That’s exactly why advisors should try to engage wage earners at the earliest age possible, and equip them with the facts they need to make sound decisions about income protection.
Stories not stats
Advisors need a firm understanding of the data and the trends that drive disability claims. These figures serve to educate and help clients make informed income-protection decisions. The CDA Long Term Disability Claims Review is an excellent jumping-off point for those discussions. It helps brokers, employers and employees understand the underlying dynamics of being unable to work and what happens when they lose their incomes.
But it’s also important to remember that stats can only go so far. It’s up to the advisor and broker community to help clients form an emotional connection with the data. What’s the “story” of disability? What happens to my income? What happens to all of the things my salary buys? What situations have you seen before that can better help me understand my risks and opportunities?
The need has never been greater. Disability insurance and the overall employee benefits industries are undergoing a period of rapid change. The implementation of the Affordable Care Act, continued rising costs of health care, new technologies and economic uncertainties all cloud the picture.

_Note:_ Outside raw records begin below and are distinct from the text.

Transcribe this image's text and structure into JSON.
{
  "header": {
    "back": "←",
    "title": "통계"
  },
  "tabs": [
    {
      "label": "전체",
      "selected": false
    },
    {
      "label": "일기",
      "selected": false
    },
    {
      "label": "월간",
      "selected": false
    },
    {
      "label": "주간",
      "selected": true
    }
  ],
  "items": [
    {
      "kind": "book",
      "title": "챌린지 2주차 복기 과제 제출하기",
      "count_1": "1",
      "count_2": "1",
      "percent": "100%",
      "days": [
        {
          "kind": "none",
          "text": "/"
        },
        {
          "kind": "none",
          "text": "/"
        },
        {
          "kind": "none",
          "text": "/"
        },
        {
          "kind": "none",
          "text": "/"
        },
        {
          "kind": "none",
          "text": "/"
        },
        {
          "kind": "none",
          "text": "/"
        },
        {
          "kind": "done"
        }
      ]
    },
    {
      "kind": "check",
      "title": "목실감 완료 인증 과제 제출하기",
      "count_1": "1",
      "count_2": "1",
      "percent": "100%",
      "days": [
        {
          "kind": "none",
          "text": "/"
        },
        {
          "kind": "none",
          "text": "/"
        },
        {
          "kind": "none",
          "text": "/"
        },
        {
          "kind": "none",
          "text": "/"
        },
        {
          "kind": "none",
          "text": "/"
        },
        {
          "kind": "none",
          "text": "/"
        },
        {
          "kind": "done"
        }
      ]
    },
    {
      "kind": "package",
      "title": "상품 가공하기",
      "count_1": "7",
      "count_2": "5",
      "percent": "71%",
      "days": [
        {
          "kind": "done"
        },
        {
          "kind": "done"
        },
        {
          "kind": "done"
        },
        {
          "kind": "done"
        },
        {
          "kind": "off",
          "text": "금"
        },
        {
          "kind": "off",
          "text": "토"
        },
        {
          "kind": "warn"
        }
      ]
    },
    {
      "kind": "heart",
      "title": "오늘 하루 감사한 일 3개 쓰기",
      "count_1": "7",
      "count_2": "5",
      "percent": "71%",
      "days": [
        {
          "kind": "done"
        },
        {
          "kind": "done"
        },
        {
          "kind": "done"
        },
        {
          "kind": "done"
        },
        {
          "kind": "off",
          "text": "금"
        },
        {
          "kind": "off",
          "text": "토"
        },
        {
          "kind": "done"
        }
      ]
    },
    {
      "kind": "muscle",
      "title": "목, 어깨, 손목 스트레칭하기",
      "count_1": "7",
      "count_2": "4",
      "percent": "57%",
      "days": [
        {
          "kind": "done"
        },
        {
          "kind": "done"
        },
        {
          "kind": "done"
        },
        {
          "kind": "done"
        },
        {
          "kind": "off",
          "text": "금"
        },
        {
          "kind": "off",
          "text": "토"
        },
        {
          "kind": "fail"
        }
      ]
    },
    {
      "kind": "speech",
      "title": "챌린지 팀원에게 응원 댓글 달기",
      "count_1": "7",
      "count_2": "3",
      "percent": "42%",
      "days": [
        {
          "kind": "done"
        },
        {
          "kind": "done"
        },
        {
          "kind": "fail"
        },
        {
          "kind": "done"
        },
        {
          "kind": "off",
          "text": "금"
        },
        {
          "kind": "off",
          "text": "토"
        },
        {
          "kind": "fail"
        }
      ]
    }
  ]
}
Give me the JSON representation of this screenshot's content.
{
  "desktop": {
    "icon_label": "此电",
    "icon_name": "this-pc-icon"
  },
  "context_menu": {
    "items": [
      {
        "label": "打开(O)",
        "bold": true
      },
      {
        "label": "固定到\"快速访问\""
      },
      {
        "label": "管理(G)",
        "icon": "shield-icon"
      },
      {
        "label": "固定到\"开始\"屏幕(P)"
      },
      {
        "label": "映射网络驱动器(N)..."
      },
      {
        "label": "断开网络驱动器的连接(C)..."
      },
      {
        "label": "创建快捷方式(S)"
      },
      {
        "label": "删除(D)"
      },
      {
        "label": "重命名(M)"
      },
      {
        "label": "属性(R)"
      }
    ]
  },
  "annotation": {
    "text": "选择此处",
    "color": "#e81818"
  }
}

The role of the trusted advisor has never been more important. Those who take the lead and become storytellers and educators will be well positioned to leverage this new world order. v
In addition to its annual claims review, the CDA offers other resources to help advisors better educate working consumers about the need for income protection. These include calculators that help you show your clients’ disability risks, the amount of income adults could lose if they leave the workplace due to illness or injury, and strategies employees can put in place to protect their ability to work.
Visit disabilitycanhappen.org to learn more.
The CDA 2014 Long Term Disability Claims Review is based on data supplied by CDA’s member companies, which represent 75 percent of the private disability insurance marketplace, and is considered a comprehensive annual report on the topic.